A TOTAL of 73.9% of South Africa’s matric pupils passed their state-set National Senior Certificate examinations last year, up from 70.2% in 2011, Basic Education Minister Angie Motshekga said on Wednesday.
Overall, 511,152 full-time pupils and 81,552 part-time pupils wrote the exams.
Among the country’s provinces, Gauteng recorded the highest pass rate, at 83.9%, compared with 81.15% the year before, followed by the Western Cape at 82.8% — slightly down from 82.9% in the previous year.
The Eastern Cape, where the national Department of Basic Education had intervened in the provincial department, recorded the lowest pass rate at 61.6%, which was an improvement on the rate of 58.1% its pupils had achieved in 2011.
The pass rate in Limpopo, where the delivery of textbooks to many schools was delayed for seven months last year, was 66.9%, compared with 63.9% before.
The textbook saga was unfortunate, Ms Motshekga said. “It should not have happened.” She added, however, that the delayed textbooks had been for pupils in Grades 1 to 3 and Grade 10, while matriculants had not been affected.
In Mpumalanga, 70% of pupils passed, from 64.8% in 2011, in KwaZulu-Natal 73.1% (from 68.1%), in the Northern Cape 74.6% (from 68.8%), in the Free State 81.1% (from 75.7%) and in the North West 79.5% (from 77.8%).
Of those who passed, 26.6% achieved university exemption, a 2.3 percentage point rise from the year before.
Economist and former science educator Chris Hart said the 2012 pass rate was not a strong indication that the matriculants were adequately prepared for higher education and the world of work.
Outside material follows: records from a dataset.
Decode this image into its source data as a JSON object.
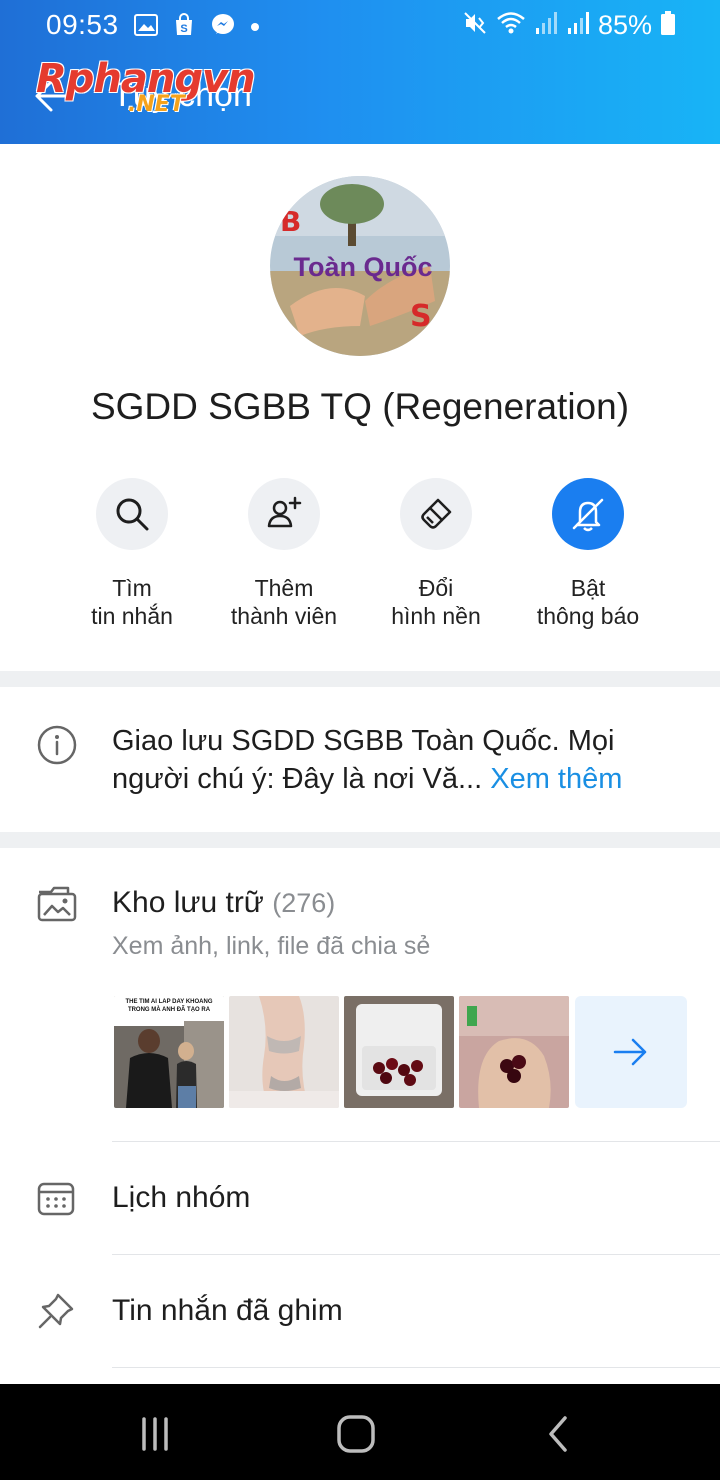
{
  "status_bar": {
    "time": "09:53",
    "battery": "85%"
  },
  "app_bar": {
    "title": "Tùy chọn",
    "watermark": "Rphangvn",
    "watermark_sub": ".NET"
  },
  "group": {
    "avatar_text": "Toàn Quốc",
    "name": "SGDD SGBB TQ (Regeneration)"
  },
  "actions": [
    {
      "line1": "Tìm",
      "line2": "tin nhắn",
      "icon": "search-icon"
    },
    {
      "line1": "Thêm",
      "line2": "thành viên",
      "icon": "add-member-icon"
    },
    {
      "line1": "Đổi",
      "line2": "hình nền",
      "icon": "paint-brush-icon"
    },
    {
      "line1": "Bật",
      "line2": "thông báo",
      "icon": "bell-off-icon"
    }
  ],
  "info": {
    "text": "Giao lưu SGDD SGBB Toàn Quốc. Mọi người chú ý: Đây là nơi Vă...",
    "see_more": "Xem thêm"
  },
  "storage": {
    "title": "Kho lưu trữ",
    "count": "(276)",
    "subtitle": "Xem ảnh, link, file đã chia sẻ",
    "thumb_caption": "THE TIM AI LAP DAY KHOANG TRONG MÀ ANH ĐÃ TẠO RA"
  },
  "menu": {
    "calendar": "Lịch nhóm",
    "pinned": "Tin nhắn đã ghim"
  },
  "colors": {
    "accent": "#1a7ef0",
    "link": "#1a8fe3",
    "header_start": "#1f6fd6",
    "header_end": "#18b4f6"
  }
}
“The pass rate is, to my mind, not a strong indication of whether the people are prepared to enter the work market,” he said. “There is a low passing threshold and a low quality of passing. The question is how many actually can enter university and will be prepared for the world of work.”
Mr Hart also said he was still concerned about the 2012 mathematics and science exam results. The national maths pass rate in 2012 was 54%, up from 46.3% the previous year, and that for physical science was 61.3%, up from 53.4%.
“Maths and science (grades) are still very low,” he said. “The preparedness of people to enter the workplace is still in question, while the fact that it is improving is encouraging. I would suggest that we not lose sight of the need to ensure improvement is not merely a result of a lower passing threshold.”
Education system ‘stabilising’
At a technical briefing ahead of the release of the results on Wednesday, Department of Basic Education director-general Bobby Soobrayan said the results showed that the department’s interventions were stabilising the basic education system, with teachers having adjusted to the new curriculum and exam policies and processes streamlined.
He said quality assurance body Umalusi had accepted the raw marks in 41 subjects, from a a total of 58 subjects offered last year. Twelve subjects had their marks adjusted downwards, and five upwards.
However, he added that the “recurring theme” of public scrutiny of the value of the matric qualification was “misleading”. Due to the complexity of answering the exam papers, achieving 80% in a subject did not, for example, mean a 20% lack of content knowledge, he said.
Of South Africa’s 81 education districts, only three achieved an average pass rate below 50%, compared with five in 2011. As with last year, all these districts were in the embattled Eastern Cape, Mr Soobrayan said.
Education lobby group Equal Education said in a statement on Wednesday it was important to note that the number of pupils writing the matric exam had dropped significantly since 2001.
“The 2012 matric class attending public school in 2001 began as a group of 1,130,659 … By 2010, when the group was in grade 10, it had been reduced to 1,006,549 … By the time the group reached matric, there were only 512,133 learners remaining. This means only 45.2% of the learners who began Grade 1 in 2001 made it to the start of matric in 2012,” it said.
Economist Mike Schussler said a matric qualification remained important in the job market, as those without it were more likely to remain unemployed than high school and university graduates.
“People in matric have a better chance of job opportunities,” he said. “This has been the case for the past 15-20 years. If you have less than a matric, then your chances of being unemployed are as high as 36%. Those who have matric have a 25% chance of unemployment, 7% for degree holders and 12% for those holding a trade,” he said.
Mr Schussler also said it was important to note that a high number of pupils who started basic schooling about 11 years ago did not write the matric exam last year.
“South Africa has one of the lowest completion rates of the emerging markets,” he said. “While some might not feel it is fair to compare South Africa with these, our school completion rates are closer to India’s. I suspect Brazil, Russia and China have higher completion rates than our pass rate.”